Where I work, we produce a certain amount of food waste. Currently, we pay a company to take it away and it ends up being converted into fertilizer and sold. I would like to be able to do this on our own. Thatís where vermicomposting comes in.
A company in our area supposedly already had the idea to do this, but they didnít go through with it, because they couldnít guarantee the quality of the fertilizer. They couldnít figure out what made the fertilizer of a better quality. The food waste that we set aside is fruits/vegetables, meat/poultry/seafood (bones and shells), bakery items/ingredients, coffee grounds/filters/tea bags, ice cream/yogurt/cottage cheese, eggs, paper products, and cut flowers only.
So, these are some of the questions I am left with.
Is it really that hard to produce quality fertilizer with this method such that it could be sold?
Are any of the items listed above not desirable for this process?
How much food waste creates how much fertilizer?
Is it as simple as taking the worm castings and packaging them?
How can I find someone that knows enough about this that I can consult on the project?
Sorry if this is too in depth or complicated, but Iím not sure how else to find out the answers to these questions and I feel as though this would be very beneficial to our organization if we could make it happen.

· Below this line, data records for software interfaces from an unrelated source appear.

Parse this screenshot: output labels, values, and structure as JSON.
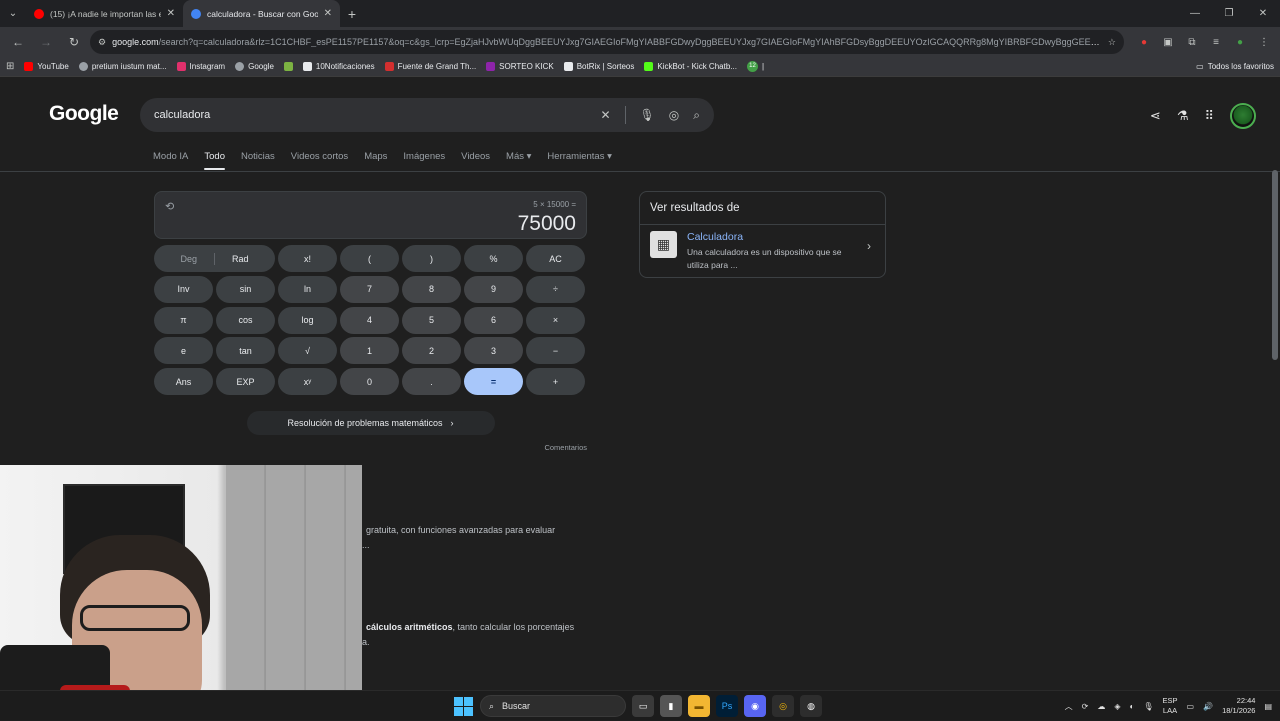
{
  "browser": {
    "tabs": [
      {
        "title": "(15) ¡A nadie le importan las ele",
        "favicon_color": "#ff0000"
      },
      {
        "title": "calculadora - Buscar con Googl",
        "favicon_color": "#4285f4"
      }
    ],
    "url_host": "google.com",
    "url_rest": "/search?q=calculadora&rlz=1C1CHBF_esPE1157PE1157&oq=c&gs_lcrp=EgZjaHJvbWUqDggBEEUYJxg7GIAEGIoFMgYIABBFGDwyDggBEEUYJxg7GIAEGIoFMgYIAhBFGDsyBggDEEUYOzIGCAQQRRg8MgYIBRBFGDwyBggGEEUYP...",
    "bookmarks": [
      {
        "label": "YouTube",
        "color": "#ff0000"
      },
      {
        "label": "pretium iustum mat...",
        "color": "#9aa0a6"
      },
      {
        "label": "Instagram",
        "color": "#e1306c"
      },
      {
        "label": "Google",
        "color": "#9aa0a6"
      },
      {
        "label": "",
        "color": "#7cb342"
      },
      {
        "label": "10Notificaciones",
        "color": "#e8eaed"
      },
      {
        "label": "Fuente de Grand Th...",
        "color": "#d32f2f"
      },
      {
        "label": "SORTEO KICK",
        "color": "#8e24aa"
      },
      {
        "label": "BotRix | Sorteos",
        "color": "#e8eaed"
      },
      {
        "label": "KickBot - Kick Chatb...",
        "color": "#53fc18"
      },
      {
        "label": "12",
        "color": "#43a047"
      }
    ],
    "bookmarks_all": "Todos los favoritos"
  },
  "search": {
    "logo": "Google",
    "query": "calculadora",
    "tabs": [
      "Modo IA",
      "Todo",
      "Noticias",
      "Videos cortos",
      "Maps",
      "Imágenes",
      "Videos",
      "Más",
      "Herramientas"
    ],
    "active_tab": "Todo"
  },
  "calculator": {
    "expression": "5 × 15000 =",
    "result": "75000",
    "keys": {
      "deg": "Deg",
      "rad": "Rad",
      "fact": "x!",
      "lparen": "(",
      "rparen": ")",
      "pct": "%",
      "ac": "AC",
      "inv": "Inv",
      "sin": "sin",
      "ln": "ln",
      "n7": "7",
      "n8": "8",
      "n9": "9",
      "div": "÷",
      "pi": "π",
      "cos": "cos",
      "log": "log",
      "n4": "4",
      "n5": "5",
      "n6": "6",
      "mul": "×",
      "e": "e",
      "tan": "tan",
      "sqrt": "√",
      "n1": "1",
      "n2": "2",
      "n3": "3",
      "sub": "−",
      "ans": "Ans",
      "exp": "EXP",
      "pow": "xʸ",
      "n0": "0",
      "dot": ".",
      "eq": "=",
      "add": "+"
    },
    "more_label": "Resolución de problemas matemáticos",
    "feedback": "Comentarios"
  },
  "knowledge_panel": {
    "heading": "Ver resultados de",
    "title": "Calculadora",
    "description": "Una calculadora es un dispositivo que se utiliza para ..."
  },
  "results": {
    "snippet1": "gratuita, con funciones avanzadas para evaluar",
    "snippet1b": "...",
    "snippet2_bold": "cálculos aritméticos",
    "snippet2_rest": ", tanto calcular los porcentajes",
    "snippet2b": "a."
  },
  "taskbar": {
    "search": "Buscar",
    "lang1": "ESP",
    "lang2": "LAA",
    "time": "22:44",
    "date": "18/1/2026"
  }
}
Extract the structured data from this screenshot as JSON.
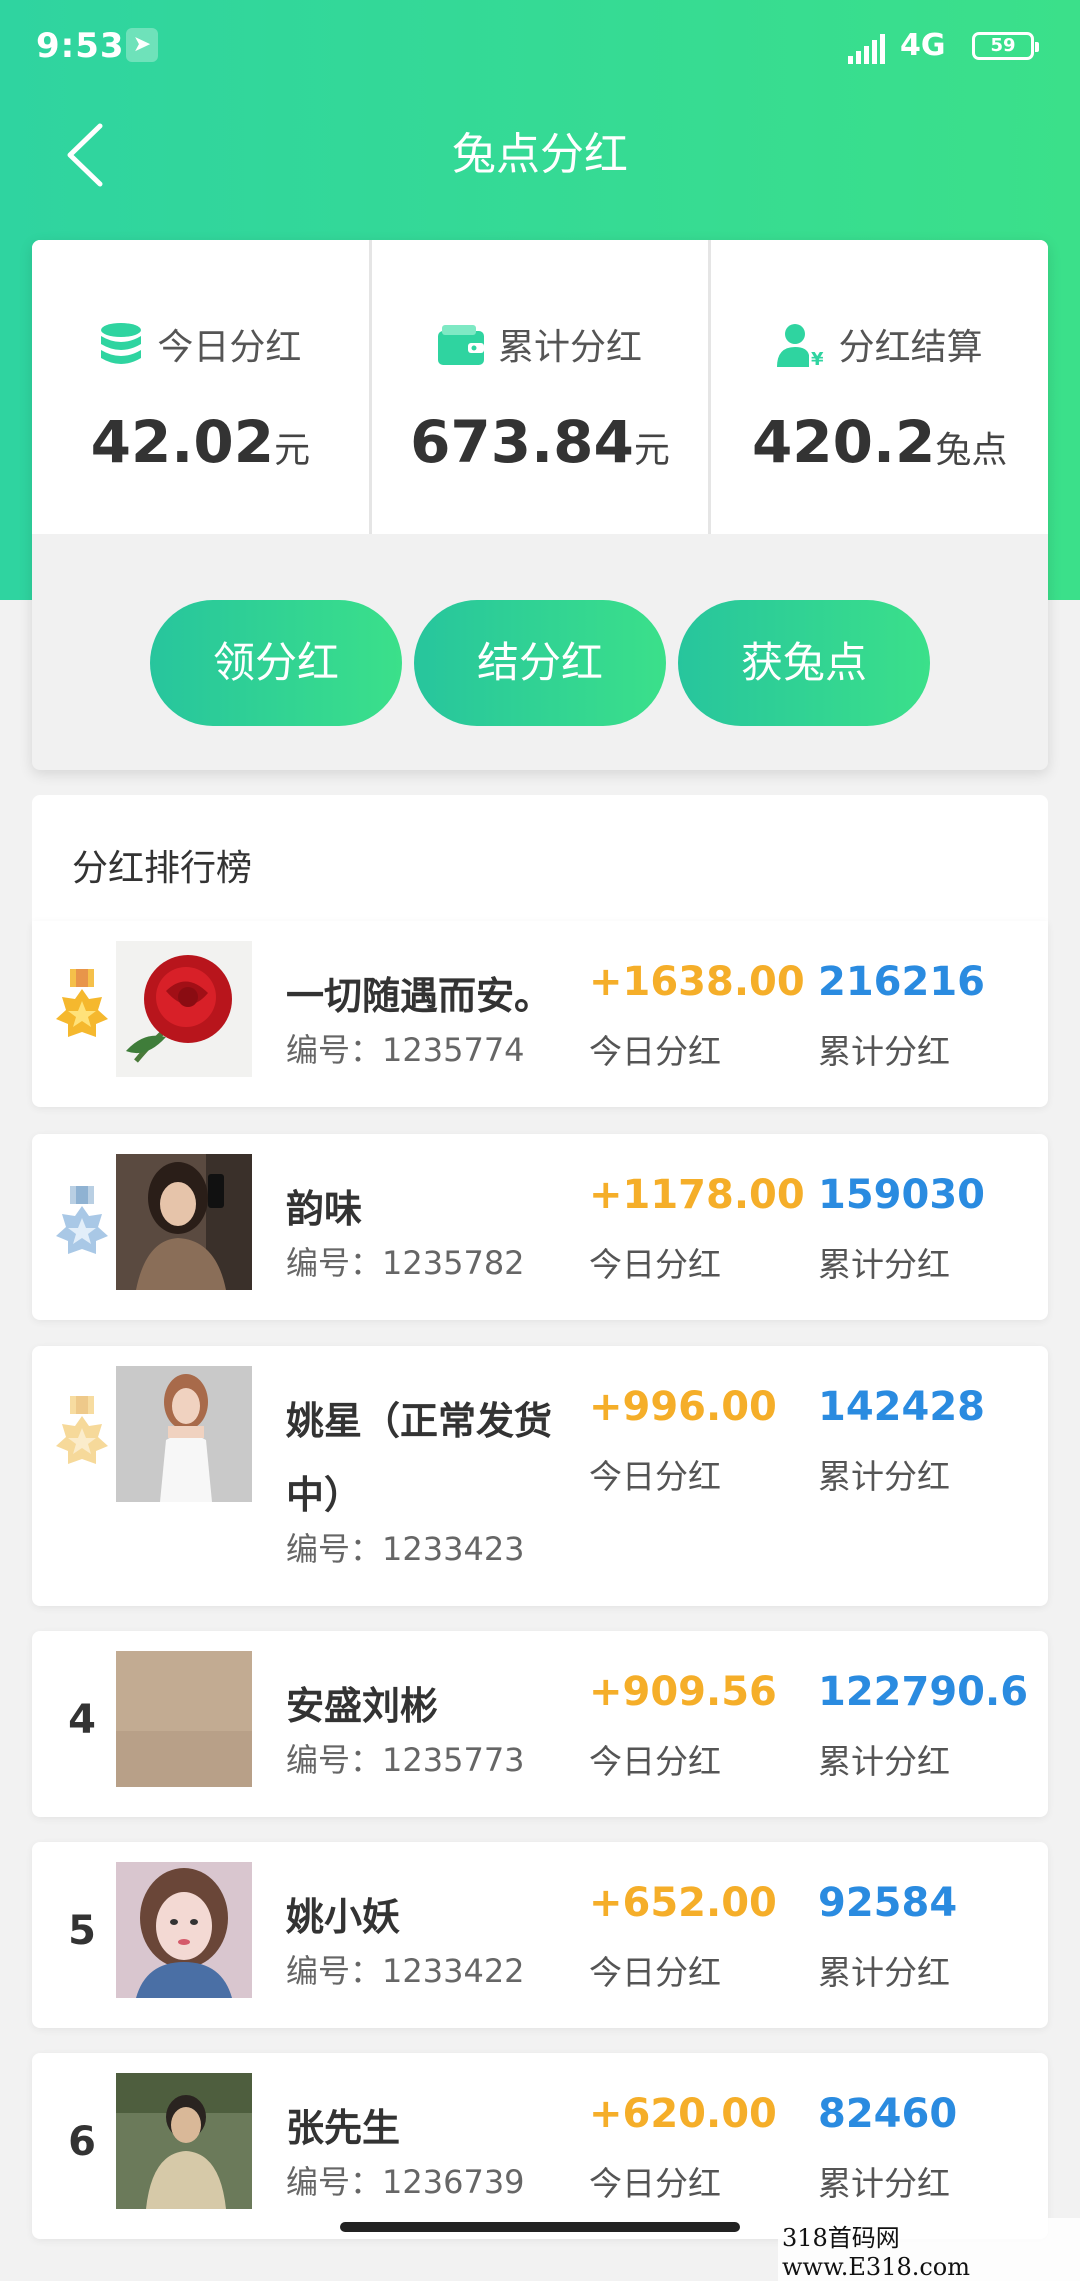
{
  "status": {
    "time": "9:53",
    "network": "4G",
    "battery": "59"
  },
  "nav": {
    "title": "兔点分红"
  },
  "summary": {
    "stats": [
      {
        "label": "今日分红",
        "value": "42.02",
        "unit": "元",
        "icon": "database-icon"
      },
      {
        "label": "累计分红",
        "value": "673.84",
        "unit": "元",
        "icon": "wallet-icon"
      },
      {
        "label": "分红结算",
        "value": "420.2",
        "unit": "兔点",
        "icon": "user-yen-icon"
      }
    ],
    "actions": [
      "领分红",
      "结分红",
      "获兔点"
    ]
  },
  "leaderboard": {
    "title": "分红排行榜",
    "today_label": "今日分红",
    "total_label": "累计分红",
    "id_prefix": "编号：",
    "rows": [
      {
        "rank": "1",
        "name": "一切随遇而安。",
        "id": "1235774",
        "today": "+1638.00",
        "total": "216216"
      },
      {
        "rank": "2",
        "name": "韵味",
        "id": "1235782",
        "today": "+1178.00",
        "total": "159030"
      },
      {
        "rank": "3",
        "name": "姚星（正常发货中）",
        "id": "1233423",
        "today": "+996.00",
        "total": "142428"
      },
      {
        "rank": "4",
        "name": "安盛刘彬",
        "id": "1235773",
        "today": "+909.56",
        "total": "122790.6"
      },
      {
        "rank": "5",
        "name": "姚小妖",
        "id": "1233422",
        "today": "+652.00",
        "total": "92584"
      },
      {
        "rank": "6",
        "name": "张先生",
        "id": "1236739",
        "today": "+620.00",
        "total": "82460"
      }
    ]
  },
  "watermark": "318首码网  www.E318.com",
  "colors": {
    "accent": "#2fd4a0",
    "gold": "#f5ae29",
    "blue": "#2a8be0"
  }
}
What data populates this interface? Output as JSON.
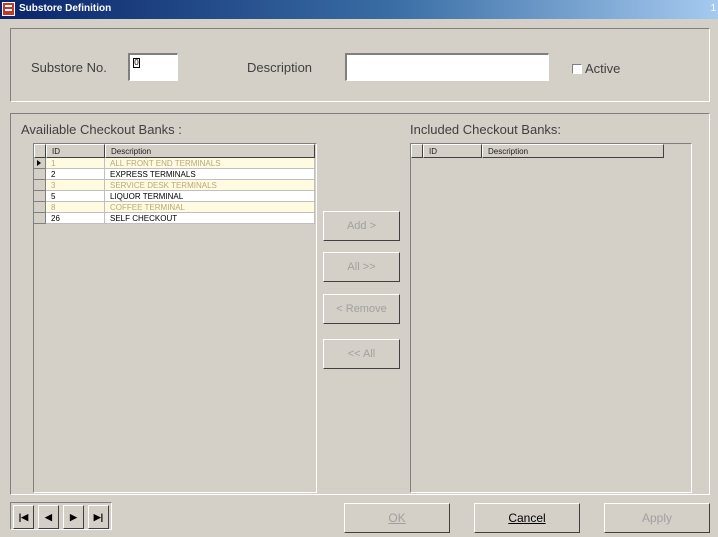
{
  "window": {
    "title": "Substore Definition",
    "title_right": "1"
  },
  "header": {
    "substore_no_label": "Substore No.",
    "substore_no_value": "0",
    "description_label": "Description",
    "description_value": "",
    "active_label": "Active",
    "active_checked": false
  },
  "available": {
    "heading": "Availiable Checkout Banks :",
    "columns": [
      "ID",
      "Description"
    ],
    "rows": [
      {
        "id": "1",
        "description": "ALL FRONT END TERMINALS",
        "style": "yellow",
        "selected": true
      },
      {
        "id": "2",
        "description": "EXPRESS TERMINALS",
        "style": "white",
        "selected": false
      },
      {
        "id": "3",
        "description": "SERVICE DESK TERMINALS",
        "style": "yellow",
        "selected": false
      },
      {
        "id": "5",
        "description": "LIQUOR TERMINAL",
        "style": "white",
        "selected": false
      },
      {
        "id": "8",
        "description": "COFFEE TERMINAL",
        "style": "yellow",
        "selected": false
      },
      {
        "id": "26",
        "description": "SELF CHECKOUT",
        "style": "white",
        "selected": false
      }
    ]
  },
  "included": {
    "heading": "Included Checkout Banks:",
    "columns": [
      "ID",
      "Description"
    ]
  },
  "move_buttons": {
    "add_label": "Add >",
    "add_all_label": "All >>",
    "remove_label": "< Remove",
    "remove_all_label": "<< All"
  },
  "navigator": {
    "first": "|◀",
    "prev": "◀",
    "next": "▶",
    "last": "▶|"
  },
  "footer": {
    "ok_label": "OK",
    "cancel_label": "Cancel",
    "apply_label": "Apply"
  },
  "colors": {
    "window_bg": "#d4d0c8",
    "titlebar_start": "#0a246a",
    "row_highlight": "#fffbe0"
  }
}
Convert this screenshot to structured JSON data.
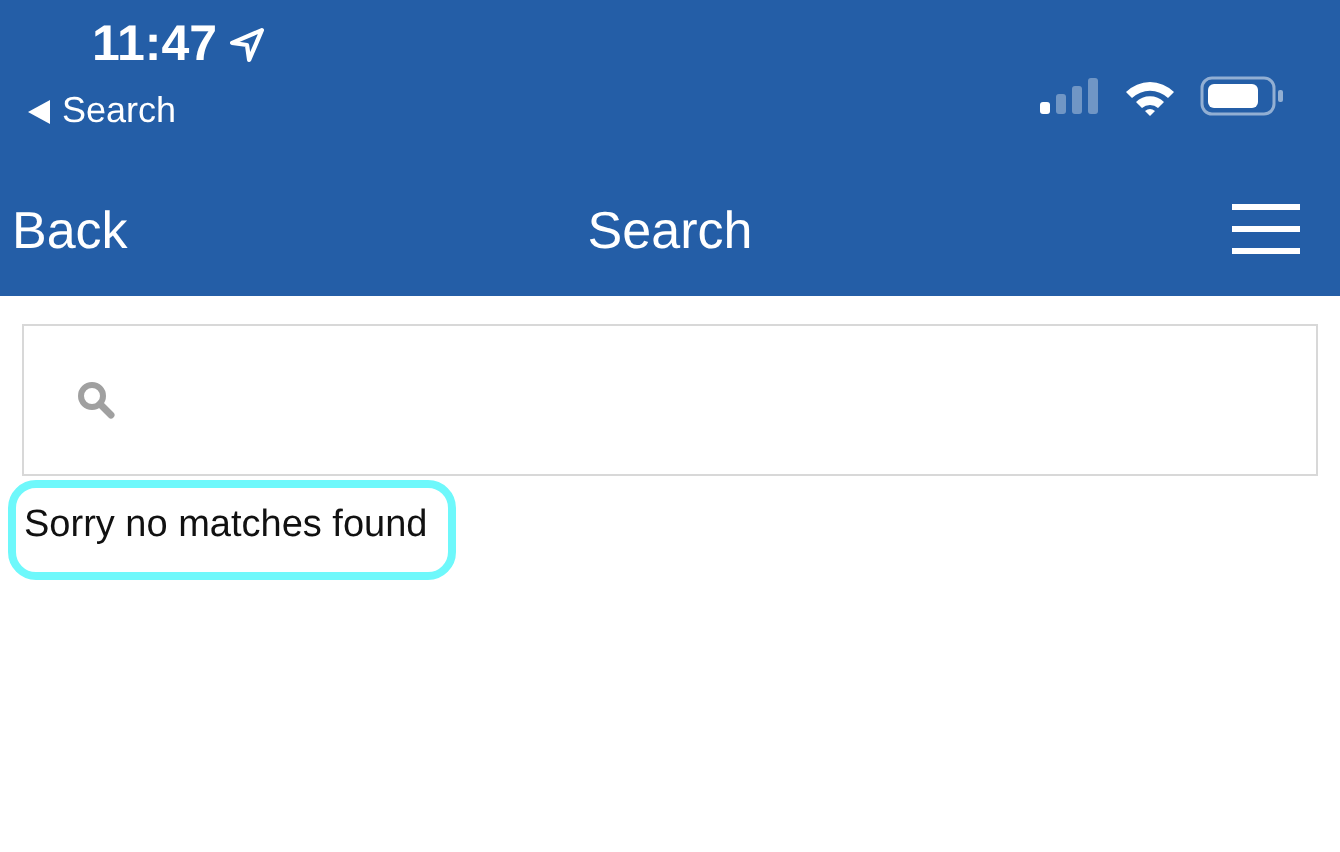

good for u qwork..
i take it you wish to make worm castings.. from the waste?
i dont think worm castings can really be considered as a "fertilizer" ..my thinking
and reading is that worm castings are a good soil amendment..not a fertilizer..
im going on assumption of your wanting to make fertilizer discussion
as for foods for worms..you need to stay clear of meats,milk,cheeses,breads..
seafood..i think the "flesh" from the seafood would just rot..i ocassionally buy
a big bag of shrimp meal (shells) and add to my lawn..
there are some hard core vermiculturalists..that have made serious,big volume harvesting
machines for separating castings..just google that..
im still a real novice on all this..only couple yrs now.. but i get around .. 100 gal of castings
a yr.. i use all my hard working worms make.. :)
good luck to ya !!!!
The concept of separating worm castings from vermiculture media has always alluded me. We seem to go to a lot of trouble to extract 'pure' castings from our well aged and composted medias only to apply it back into some other material(s) as a form of fertilizer. I have used 'spent vermiculture media' for years as a germination media and mixed with other materials as a potting media. So my question is why go to all the trouble to extract pure worm castings only to dilute them again? It just doesn't make any sense to me to go to that much trouble.
As for making fertilizer with your waste materials, Trobicalnut777 is correct. If possible extract the meat scraps, bones and dairy wastes from the formula, and depending on volume you would probably want to set this up outdoors as some type of a 'windrow', where you could rotate the row over and back to expedite the process. You would need a tarp over the top of your windrow and have easy access with a hose to keep the pile sufficiently hydrated. If you plan to bag or commercially sell your end product you will probably end up working for very little profit. Find a potential buyer who would take this material off you hands in bulk form.
I don't get the benefit or purpose of a food dehydrator.